* PROBLEM DETAILS *
Give the records again in full, exactly as written.

* AVAILABLE DATA *
* * *
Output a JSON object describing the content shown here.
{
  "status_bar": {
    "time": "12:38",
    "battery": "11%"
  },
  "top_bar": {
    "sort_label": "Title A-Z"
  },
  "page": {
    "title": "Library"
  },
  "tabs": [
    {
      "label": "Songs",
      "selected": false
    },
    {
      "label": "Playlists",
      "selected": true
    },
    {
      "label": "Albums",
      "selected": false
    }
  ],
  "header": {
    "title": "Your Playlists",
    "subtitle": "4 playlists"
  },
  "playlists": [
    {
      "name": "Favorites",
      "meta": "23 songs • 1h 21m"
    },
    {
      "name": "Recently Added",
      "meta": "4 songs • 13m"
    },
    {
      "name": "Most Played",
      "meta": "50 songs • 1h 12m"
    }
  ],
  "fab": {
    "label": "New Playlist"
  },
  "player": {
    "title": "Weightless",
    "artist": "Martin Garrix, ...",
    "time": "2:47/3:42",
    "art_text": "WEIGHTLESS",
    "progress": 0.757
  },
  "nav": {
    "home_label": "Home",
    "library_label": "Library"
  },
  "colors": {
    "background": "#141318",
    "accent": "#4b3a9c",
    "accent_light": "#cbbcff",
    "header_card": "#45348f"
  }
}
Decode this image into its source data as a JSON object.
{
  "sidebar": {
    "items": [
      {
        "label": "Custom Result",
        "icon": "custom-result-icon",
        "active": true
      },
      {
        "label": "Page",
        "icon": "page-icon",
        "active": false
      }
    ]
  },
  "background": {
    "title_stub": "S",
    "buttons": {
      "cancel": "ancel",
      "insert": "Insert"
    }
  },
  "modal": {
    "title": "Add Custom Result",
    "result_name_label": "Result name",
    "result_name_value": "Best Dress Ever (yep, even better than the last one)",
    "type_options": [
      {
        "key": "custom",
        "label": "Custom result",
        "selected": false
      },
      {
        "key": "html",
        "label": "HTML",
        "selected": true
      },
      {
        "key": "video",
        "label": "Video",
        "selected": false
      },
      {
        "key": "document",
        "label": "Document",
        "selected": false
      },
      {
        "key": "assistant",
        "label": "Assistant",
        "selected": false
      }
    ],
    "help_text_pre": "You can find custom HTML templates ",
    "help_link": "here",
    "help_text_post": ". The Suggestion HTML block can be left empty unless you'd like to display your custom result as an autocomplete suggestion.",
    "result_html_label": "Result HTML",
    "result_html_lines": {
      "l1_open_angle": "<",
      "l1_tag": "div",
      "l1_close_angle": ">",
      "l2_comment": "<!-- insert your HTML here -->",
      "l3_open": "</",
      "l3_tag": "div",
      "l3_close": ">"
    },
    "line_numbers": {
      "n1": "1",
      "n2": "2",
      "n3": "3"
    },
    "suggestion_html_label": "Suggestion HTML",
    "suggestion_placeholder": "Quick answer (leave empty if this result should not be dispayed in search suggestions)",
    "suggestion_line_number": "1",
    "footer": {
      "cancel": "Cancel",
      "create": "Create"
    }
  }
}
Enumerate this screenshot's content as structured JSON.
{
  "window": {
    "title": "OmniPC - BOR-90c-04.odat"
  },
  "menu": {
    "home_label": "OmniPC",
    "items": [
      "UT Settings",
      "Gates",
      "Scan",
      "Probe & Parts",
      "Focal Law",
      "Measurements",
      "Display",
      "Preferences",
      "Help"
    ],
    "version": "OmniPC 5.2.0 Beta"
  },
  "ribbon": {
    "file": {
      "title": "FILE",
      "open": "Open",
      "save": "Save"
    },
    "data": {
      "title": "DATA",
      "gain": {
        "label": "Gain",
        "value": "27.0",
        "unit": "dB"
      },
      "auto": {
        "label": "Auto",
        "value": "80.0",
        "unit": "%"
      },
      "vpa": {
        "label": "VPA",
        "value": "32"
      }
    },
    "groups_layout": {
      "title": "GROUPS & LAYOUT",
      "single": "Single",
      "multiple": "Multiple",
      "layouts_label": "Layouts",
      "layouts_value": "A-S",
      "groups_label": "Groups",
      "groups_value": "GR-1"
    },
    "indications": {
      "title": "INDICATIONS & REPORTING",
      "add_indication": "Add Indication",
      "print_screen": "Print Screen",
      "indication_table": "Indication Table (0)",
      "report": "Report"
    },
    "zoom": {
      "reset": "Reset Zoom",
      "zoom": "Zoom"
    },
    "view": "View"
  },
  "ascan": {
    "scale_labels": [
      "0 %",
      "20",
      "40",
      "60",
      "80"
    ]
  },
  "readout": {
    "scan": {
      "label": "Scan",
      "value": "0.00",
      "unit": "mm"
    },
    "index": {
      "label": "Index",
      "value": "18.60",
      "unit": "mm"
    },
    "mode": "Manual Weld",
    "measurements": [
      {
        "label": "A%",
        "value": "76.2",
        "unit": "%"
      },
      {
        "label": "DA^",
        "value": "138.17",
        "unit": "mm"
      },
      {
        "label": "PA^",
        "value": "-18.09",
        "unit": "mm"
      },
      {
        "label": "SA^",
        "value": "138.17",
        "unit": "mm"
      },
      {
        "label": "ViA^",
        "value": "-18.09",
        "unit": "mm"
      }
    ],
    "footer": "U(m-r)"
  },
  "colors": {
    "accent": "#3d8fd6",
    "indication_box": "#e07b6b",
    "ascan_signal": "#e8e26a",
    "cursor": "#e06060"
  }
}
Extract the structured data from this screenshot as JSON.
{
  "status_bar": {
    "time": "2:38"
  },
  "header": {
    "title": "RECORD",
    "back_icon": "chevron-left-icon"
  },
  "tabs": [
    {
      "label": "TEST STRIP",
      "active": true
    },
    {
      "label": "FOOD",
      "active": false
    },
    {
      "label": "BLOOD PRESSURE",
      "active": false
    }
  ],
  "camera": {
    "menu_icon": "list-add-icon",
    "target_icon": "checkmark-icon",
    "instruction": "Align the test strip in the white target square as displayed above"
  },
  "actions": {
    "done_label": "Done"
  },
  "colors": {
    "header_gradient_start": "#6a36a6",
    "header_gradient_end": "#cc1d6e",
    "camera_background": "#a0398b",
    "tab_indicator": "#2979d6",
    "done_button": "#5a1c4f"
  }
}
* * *
* REPLY *
Output a JSON object describing the content shown here.
{
  "status_bar": {
    "time": "12:38",
    "battery": "11%"
  },
  "top_bar": {
    "sort_label": "Title A-Z"
  },
  "page": {
    "title": "Library"
  },
  "tabs": [
    {
      "label": "Songs",
      "selected": false
    },
    {
      "label": "Playlists",
      "selected": true
    },
    {
      "label": "Albums",
      "selected": false
    }
  ],
  "header": {
    "title": "Your Playlists",
    "subtitle": "4 playlists"
  },
  "playlists": [
    {
      "name": "Favorites",
      "meta": "23 songs • 1h 21m"
    },
    {
      "name": "Recently Added",
      "meta": "4 songs • 13m"
    },
    {
      "name": "Most Played",
      "meta": "50 songs • 1h 12m"
    }
  ],
  "fab": {
    "label": "New Playlist"
  },
  "player": {
    "title": "Weightless",
    "artist": "Martin Garrix, ...",
    "time": "2:47/3:42",
    "art_text": "WEIGHTLESS",
    "progress": 0.757
  },
  "nav": {
    "home_label": "Home",
    "library_label": "Library"
  },
  "colors": {
    "background": "#141318",
    "accent": "#4b3a9c",
    "accent_light": "#cbbcff",
    "header_card": "#45348f"
  }
}
Decode this image into its source data as a JSON object.
{
  "sidebar": {
    "items": [
      {
        "label": "Custom Result",
        "icon": "custom-result-icon",
        "active": true
      },
      {
        "label": "Page",
        "icon": "page-icon",
        "active": false
      }
    ]
  },
  "background": {
    "title_stub": "S",
    "buttons": {
      "cancel": "ancel",
      "insert": "Insert"
    }
  },
  "modal": {
    "title": "Add Custom Result",
    "result_name_label": "Result name",
    "result_name_value": "Best Dress Ever (yep, even better than the last one)",
    "type_options": [
      {
        "key": "custom",
        "label": "Custom result",
        "selected": false
      },
      {
        "key": "html",
        "label": "HTML",
        "selected": true
      },
      {
        "key": "video",
        "label": "Video",
        "selected": false
      },
      {
        "key": "document",
        "label": "Document",
        "selected": false
      },
      {
        "key": "assistant",
        "label": "Assistant",
        "selected": false
      }
    ],
    "help_text_pre": "You can find custom HTML templates ",
    "help_link": "here",
    "help_text_post": ". The Suggestion HTML block can be left empty unless you'd like to display your custom result as an autocomplete suggestion.",
    "result_html_label": "Result HTML",
    "result_html_lines": {
      "l1_open_angle": "<",
      "l1_tag": "div",
      "l1_close_angle": ">",
      "l2_comment": "<!-- insert your HTML here -->",
      "l3_open": "</",
      "l3_tag": "div",
      "l3_close": ">"
    },
    "line_numbers": {
      "n1": "1",
      "n2": "2",
      "n3": "3"
    },
    "suggestion_html_label": "Suggestion HTML",
    "suggestion_placeholder": "Quick answer (leave empty if this result should not be dispayed in search suggestions)",
    "suggestion_line_number": "1",
    "footer": {
      "cancel": "Cancel",
      "create": "Create"
    }
  }
}
Enumerate this screenshot's content as structured JSON.
{
  "window": {
    "title": "OmniPC - BOR-90c-04.odat"
  },
  "menu": {
    "home_label": "OmniPC",
    "items": [
      "UT Settings",
      "Gates",
      "Scan",
      "Probe & Parts",
      "Focal Law",
      "Measurements",
      "Display",
      "Preferences",
      "Help"
    ],
    "version": "OmniPC 5.2.0 Beta"
  },
  "ribbon": {
    "file": {
      "title": "FILE",
      "open": "Open",
      "save": "Save"
    },
    "data": {
      "title": "DATA",
      "gain": {
        "label": "Gain",
        "value": "27.0",
        "unit": "dB"
      },
      "auto": {
        "label": "Auto",
        "value": "80.0",
        "unit": "%"
      },
      "vpa": {
        "label": "VPA",
        "value": "32"
      }
    },
    "groups_layout": {
      "title": "GROUPS & LAYOUT",
      "single": "Single",
      "multiple": "Multiple",
      "layouts_label": "Layouts",
      "layouts_value": "A-S",
      "groups_label": "Groups",
      "groups_value": "GR-1"
    },
    "indications": {
      "title": "INDICATIONS & REPORTING",
      "add_indication": "Add Indication",
      "print_screen": "Print Screen",
      "indication_table": "Indication Table (0)",
      "report": "Report"
    },
    "zoom": {
      "reset": "Reset Zoom",
      "zoom": "Zoom"
    },
    "view": "View"
  },
  "ascan": {
    "scale_labels": [
      "0 %",
      "20",
      "40",
      "60",
      "80"
    ]
  },
  "readout": {
    "scan": {
      "label": "Scan",
      "value": "0.00",
      "unit": "mm"
    },
    "index": {
      "label": "Index",
      "value": "18.60",
      "unit": "mm"
    },
    "mode": "Manual Weld",
    "measurements": [
      {
        "label": "A%",
        "value": "76.2",
        "unit": "%"
      },
      {
        "label": "DA^",
        "value": "138.17",
        "unit": "mm"
      },
      {
        "label": "PA^",
        "value": "-18.09",
        "unit": "mm"
      },
      {
        "label": "SA^",
        "value": "138.17",
        "unit": "mm"
      },
      {
        "label": "ViA^",
        "value": "-18.09",
        "unit": "mm"
      }
    ],
    "footer": "U(m-r)"
  },
  "colors": {
    "accent": "#3d8fd6",
    "indication_box": "#e07b6b",
    "ascan_signal": "#e8e26a",
    "cursor": "#e06060"
  }
}
Extract the structured data from this screenshot as JSON.
{
  "status_bar": {
    "time": "2:38"
  },
  "header": {
    "title": "RECORD",
    "back_icon": "chevron-left-icon"
  },
  "tabs": [
    {
      "label": "TEST STRIP",
      "active": true
    },
    {
      "label": "FOOD",
      "active": false
    },
    {
      "label": "BLOOD PRESSURE",
      "active": false
    }
  ],
  "camera": {
    "menu_icon": "list-add-icon",
    "target_icon": "checkmark-icon",
    "instruction": "Align the test strip in the white target square as displayed above"
  },
  "actions": {
    "done_label": "Done"
  },
  "colors": {
    "header_gradient_start": "#6a36a6",
    "header_gradient_end": "#cc1d6e",
    "camera_background": "#a0398b",
    "tab_indicator": "#2979d6",
    "done_button": "#5a1c4f"
  }
}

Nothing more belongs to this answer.